Is Consummation the Same as Closing or Settlement?

The Consumer Financial Protection Bureau’s final rule for the integrated mortgage disclosures says the creditor must provide the Closing Disclosure to the borrower three days prior to the consummation of the transaction.

This may cause issues in the settlement industry as consummation and closing mean different things in different places. Consummation is not same as closing or settlement. (See page 51 of the CFPB's "Small Entity Compliance Guide" for the bureau's discussion on consummation.)

Consummation is the date that a consumer becomes contractually obligated to the creditor on the loan (i.e., the day they sign the note).  This is not when the consumer becomes contractually obligated to a seller on a real estate transaction.

The point in time when a consumer becomes contractually obligated to the creditor on the loan depends on applicable state law (§ 1026.2(a)(13) and Comment 2(a)(13) 1). For states that are escrow states, this could be a different date than the closing.

According to the CFPB, creditors and settlement agents should verify the applicable state laws to determine when consummation will occur, and make sure delivery of the Closing Disclosure occurs at least three business days before this event.

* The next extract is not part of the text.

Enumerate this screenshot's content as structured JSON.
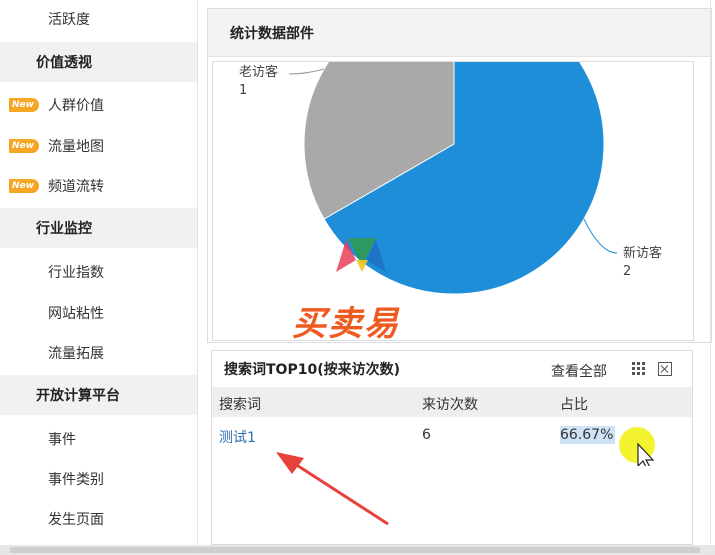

Loans Not Covered by TRID

Implementation of the Consumer Financial Protection Bureau’s integrated mortgage disclosures is Aug. 1, 2015. Note that there is no stagger in the roll out. All mortgage applications prior to Aug. 1, 2015 will use the current Good Faith Estimate, HUD-1 and Truth-in-Lending disclosures. All applications received on or after Aug. 1, 2015 will use the new Loan Estimate and Closing Disclosure.

The integrated mortgage disclosures apply to most consumer mortgages except:

  • Home-equity lines of credit
  • Reverse mortgages
  • Mortgages secured by a mobile home or dwelling not attached to land
  • No-interest second mortgage made for down payment assistance, energy efficiency or foreclosure avoidance
  • Loans made by a creditor who makes five or fewer mortgages in a year

Federal law does not require the use of the HUD-1 or the new Closing Disclosure in all-cash transactions. While some states have laws requiring the use of a state promulgated form in cash transactions, in general the HUD-1, the Closing Disclosure or any other settlement statement can be used in cash transactions.

In addition, federally related mortgage loans generally exclude temporary financing and construction loans.